- _What the task asks_
Could you copy every line of the data that contains "conditions"?

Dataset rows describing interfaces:
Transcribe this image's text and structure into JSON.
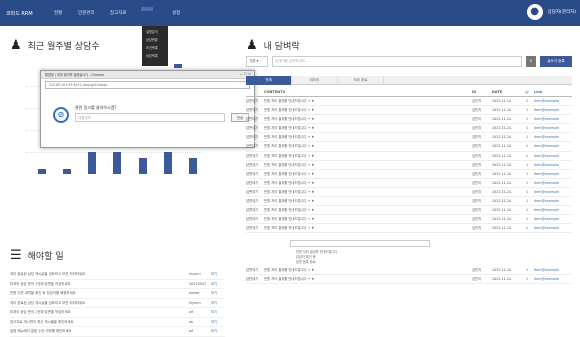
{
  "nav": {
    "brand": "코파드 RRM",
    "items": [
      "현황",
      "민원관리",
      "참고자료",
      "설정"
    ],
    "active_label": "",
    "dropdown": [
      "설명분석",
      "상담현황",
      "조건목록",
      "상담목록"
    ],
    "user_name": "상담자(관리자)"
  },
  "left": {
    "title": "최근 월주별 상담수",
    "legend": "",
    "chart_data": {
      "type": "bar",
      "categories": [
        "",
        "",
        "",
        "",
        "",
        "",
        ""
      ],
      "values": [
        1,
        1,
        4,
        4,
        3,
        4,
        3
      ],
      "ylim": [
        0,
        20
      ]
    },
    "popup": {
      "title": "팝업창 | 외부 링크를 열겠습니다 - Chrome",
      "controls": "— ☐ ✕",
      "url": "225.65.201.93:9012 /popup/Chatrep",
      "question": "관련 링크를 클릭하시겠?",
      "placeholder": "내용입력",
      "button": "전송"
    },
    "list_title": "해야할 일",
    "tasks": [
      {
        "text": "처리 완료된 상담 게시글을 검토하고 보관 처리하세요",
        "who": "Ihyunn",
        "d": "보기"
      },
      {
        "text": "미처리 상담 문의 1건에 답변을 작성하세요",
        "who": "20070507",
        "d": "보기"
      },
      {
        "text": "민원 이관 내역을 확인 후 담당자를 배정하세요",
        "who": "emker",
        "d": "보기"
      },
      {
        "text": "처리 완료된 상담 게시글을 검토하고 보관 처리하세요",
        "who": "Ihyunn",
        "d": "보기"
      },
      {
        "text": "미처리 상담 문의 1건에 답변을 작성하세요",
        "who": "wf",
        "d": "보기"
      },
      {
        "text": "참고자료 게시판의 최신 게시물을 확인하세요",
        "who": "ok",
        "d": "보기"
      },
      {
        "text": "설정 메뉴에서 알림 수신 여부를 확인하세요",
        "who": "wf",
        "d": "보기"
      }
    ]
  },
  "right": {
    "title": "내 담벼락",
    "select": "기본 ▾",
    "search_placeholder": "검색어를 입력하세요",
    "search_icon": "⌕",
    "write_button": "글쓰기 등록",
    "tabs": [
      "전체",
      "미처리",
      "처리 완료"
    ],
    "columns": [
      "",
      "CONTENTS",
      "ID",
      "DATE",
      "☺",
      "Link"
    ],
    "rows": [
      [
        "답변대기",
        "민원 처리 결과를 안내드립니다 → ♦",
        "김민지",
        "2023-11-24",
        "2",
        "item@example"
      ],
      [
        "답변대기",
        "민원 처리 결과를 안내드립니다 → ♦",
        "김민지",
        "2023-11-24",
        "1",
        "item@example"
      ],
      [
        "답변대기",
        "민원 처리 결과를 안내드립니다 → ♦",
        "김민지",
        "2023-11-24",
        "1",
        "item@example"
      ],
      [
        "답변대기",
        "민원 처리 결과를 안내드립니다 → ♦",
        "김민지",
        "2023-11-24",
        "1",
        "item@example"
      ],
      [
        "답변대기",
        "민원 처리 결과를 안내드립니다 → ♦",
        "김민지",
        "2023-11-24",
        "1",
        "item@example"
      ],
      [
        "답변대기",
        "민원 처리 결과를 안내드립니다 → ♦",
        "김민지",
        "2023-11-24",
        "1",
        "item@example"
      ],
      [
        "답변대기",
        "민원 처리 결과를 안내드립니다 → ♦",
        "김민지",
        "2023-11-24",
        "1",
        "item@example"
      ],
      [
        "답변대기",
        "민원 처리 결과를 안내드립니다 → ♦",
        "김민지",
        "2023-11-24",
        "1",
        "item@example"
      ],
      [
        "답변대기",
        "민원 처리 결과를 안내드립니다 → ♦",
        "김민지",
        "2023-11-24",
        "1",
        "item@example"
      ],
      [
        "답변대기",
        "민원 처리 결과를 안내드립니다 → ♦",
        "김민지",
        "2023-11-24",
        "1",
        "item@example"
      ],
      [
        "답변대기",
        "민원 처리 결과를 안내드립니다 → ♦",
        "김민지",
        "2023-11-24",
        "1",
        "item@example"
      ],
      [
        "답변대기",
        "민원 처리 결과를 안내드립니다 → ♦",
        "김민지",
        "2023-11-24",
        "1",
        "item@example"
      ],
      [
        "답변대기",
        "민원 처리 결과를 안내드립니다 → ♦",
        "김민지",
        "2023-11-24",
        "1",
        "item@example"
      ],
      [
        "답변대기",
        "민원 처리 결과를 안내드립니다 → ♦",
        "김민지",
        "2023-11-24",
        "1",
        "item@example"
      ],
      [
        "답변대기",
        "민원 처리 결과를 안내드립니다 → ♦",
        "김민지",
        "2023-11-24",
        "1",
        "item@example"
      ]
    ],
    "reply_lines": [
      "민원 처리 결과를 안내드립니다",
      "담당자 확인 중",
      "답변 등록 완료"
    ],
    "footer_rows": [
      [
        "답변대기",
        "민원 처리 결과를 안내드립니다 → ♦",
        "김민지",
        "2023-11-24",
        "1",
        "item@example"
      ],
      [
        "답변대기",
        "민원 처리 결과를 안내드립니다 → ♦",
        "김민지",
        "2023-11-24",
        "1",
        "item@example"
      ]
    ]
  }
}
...
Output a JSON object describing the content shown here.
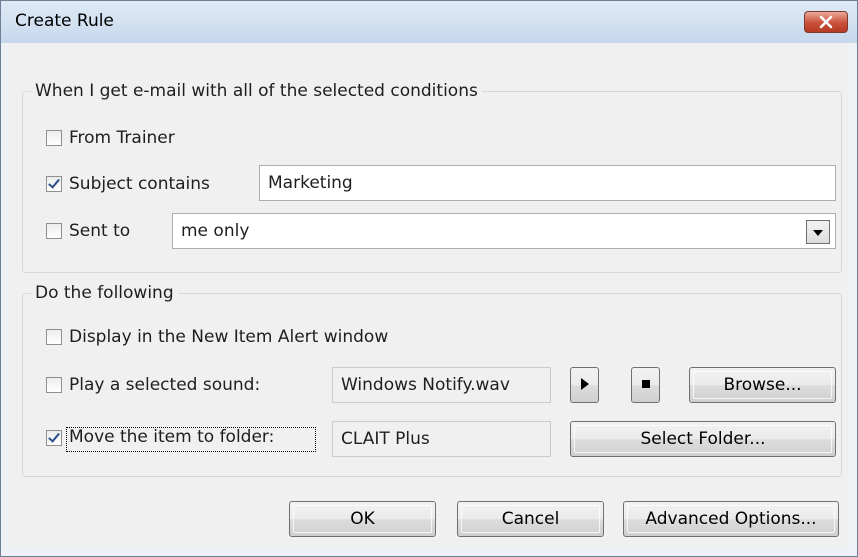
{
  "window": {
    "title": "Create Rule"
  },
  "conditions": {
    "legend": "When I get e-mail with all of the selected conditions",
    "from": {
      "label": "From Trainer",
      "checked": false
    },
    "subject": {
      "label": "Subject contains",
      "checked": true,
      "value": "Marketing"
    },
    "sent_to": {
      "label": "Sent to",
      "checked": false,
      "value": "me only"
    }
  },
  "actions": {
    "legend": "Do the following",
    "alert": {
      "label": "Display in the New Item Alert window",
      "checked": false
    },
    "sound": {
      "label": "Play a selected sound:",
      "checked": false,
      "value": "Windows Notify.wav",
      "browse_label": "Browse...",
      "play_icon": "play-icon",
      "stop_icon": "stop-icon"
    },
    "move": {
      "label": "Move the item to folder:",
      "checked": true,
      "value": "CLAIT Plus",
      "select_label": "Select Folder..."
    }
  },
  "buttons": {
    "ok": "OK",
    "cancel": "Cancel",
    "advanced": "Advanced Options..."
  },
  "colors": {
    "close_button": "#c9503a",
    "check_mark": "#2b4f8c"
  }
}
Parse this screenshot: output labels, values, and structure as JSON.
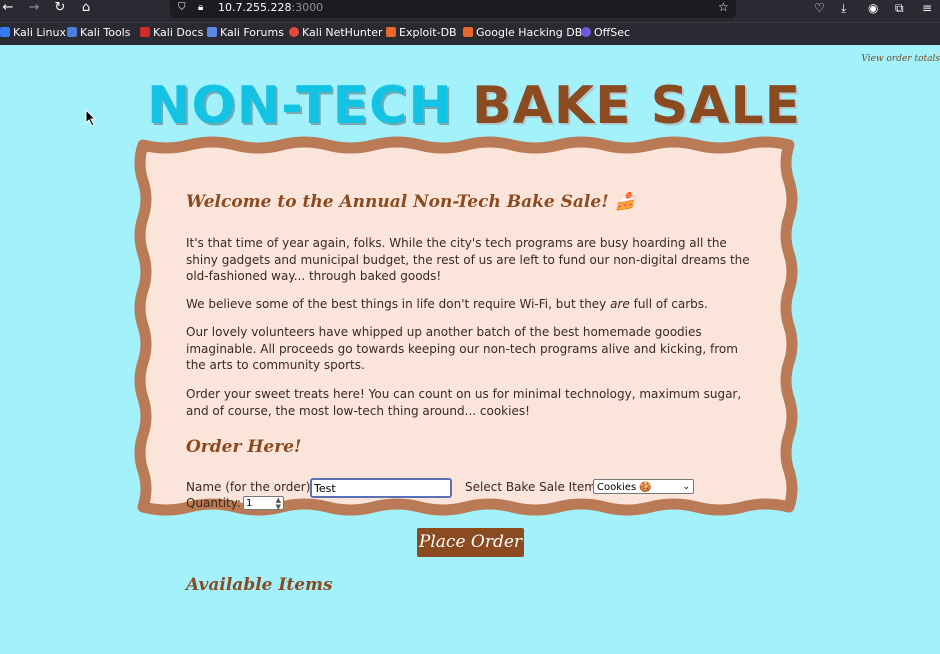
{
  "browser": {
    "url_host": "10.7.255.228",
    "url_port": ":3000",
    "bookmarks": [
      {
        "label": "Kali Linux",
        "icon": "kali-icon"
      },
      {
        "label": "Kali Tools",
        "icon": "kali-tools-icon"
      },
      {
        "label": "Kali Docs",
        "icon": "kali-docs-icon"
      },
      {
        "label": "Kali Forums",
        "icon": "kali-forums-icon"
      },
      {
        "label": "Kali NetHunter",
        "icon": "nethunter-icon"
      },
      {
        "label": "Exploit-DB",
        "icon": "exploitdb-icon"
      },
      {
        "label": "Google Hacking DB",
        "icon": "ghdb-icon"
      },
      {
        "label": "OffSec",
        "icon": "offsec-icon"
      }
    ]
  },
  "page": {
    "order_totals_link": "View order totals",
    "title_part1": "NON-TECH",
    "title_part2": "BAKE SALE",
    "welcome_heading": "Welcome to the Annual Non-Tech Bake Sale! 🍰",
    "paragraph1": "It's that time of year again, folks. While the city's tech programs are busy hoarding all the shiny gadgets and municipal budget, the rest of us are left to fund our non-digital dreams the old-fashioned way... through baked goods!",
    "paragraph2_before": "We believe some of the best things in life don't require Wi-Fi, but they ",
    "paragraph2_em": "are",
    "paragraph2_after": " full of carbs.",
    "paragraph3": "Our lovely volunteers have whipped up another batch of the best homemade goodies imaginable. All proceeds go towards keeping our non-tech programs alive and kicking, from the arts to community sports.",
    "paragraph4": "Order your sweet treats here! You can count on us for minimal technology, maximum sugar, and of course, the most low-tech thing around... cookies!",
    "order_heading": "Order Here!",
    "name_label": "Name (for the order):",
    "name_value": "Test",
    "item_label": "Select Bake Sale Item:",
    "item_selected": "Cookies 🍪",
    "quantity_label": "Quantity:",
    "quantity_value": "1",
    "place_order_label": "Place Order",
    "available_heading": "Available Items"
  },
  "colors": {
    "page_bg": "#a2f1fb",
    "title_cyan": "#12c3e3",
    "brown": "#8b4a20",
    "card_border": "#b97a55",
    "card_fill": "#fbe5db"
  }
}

- _Your response_
  "conditions": {
    "legend": "When I get e-mail with all of the selected conditions",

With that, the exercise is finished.